** Opening Exercise inputs block **
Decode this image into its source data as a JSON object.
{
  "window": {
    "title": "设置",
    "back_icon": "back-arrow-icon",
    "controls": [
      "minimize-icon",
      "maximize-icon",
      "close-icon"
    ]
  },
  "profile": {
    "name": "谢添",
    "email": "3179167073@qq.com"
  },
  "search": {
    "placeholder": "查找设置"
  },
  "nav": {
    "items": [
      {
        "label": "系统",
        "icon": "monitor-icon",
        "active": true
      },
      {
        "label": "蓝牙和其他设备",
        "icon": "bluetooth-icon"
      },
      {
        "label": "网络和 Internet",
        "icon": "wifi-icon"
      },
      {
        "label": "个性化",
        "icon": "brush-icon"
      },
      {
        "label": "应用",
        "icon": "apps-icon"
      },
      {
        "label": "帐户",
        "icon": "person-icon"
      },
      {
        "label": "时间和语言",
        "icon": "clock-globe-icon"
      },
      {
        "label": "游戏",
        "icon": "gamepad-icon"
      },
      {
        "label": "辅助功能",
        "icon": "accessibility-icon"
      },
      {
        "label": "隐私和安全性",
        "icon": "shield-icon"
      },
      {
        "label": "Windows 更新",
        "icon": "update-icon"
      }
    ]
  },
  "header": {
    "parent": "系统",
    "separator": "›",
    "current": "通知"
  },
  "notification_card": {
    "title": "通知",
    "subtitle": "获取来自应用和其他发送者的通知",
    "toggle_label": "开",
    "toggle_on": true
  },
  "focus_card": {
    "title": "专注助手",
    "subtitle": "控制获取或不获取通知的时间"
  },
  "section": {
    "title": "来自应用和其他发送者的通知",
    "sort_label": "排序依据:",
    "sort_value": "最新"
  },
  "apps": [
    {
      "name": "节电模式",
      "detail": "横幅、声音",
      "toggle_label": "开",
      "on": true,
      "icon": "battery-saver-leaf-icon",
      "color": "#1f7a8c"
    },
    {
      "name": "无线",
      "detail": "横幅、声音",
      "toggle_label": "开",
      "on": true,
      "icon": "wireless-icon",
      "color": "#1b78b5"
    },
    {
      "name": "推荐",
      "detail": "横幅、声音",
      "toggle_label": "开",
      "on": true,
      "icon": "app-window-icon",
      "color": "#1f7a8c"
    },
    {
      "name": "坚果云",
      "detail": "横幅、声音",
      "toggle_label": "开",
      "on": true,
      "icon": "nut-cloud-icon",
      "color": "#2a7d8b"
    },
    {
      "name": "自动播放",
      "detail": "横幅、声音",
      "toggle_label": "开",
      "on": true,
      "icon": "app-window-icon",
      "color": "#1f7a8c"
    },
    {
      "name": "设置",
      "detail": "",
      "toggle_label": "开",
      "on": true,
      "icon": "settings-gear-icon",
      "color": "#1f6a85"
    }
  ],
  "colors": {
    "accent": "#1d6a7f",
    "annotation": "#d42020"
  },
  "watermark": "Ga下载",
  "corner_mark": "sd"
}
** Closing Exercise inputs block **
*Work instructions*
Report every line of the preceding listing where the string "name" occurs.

*Worked solution*
    "name": "谢添",
      "name": "节电模式",
      "name": "无线",
      "name": "推荐",
      "name": "坚果云",
      "name": "自动播放",
      "name": "设置",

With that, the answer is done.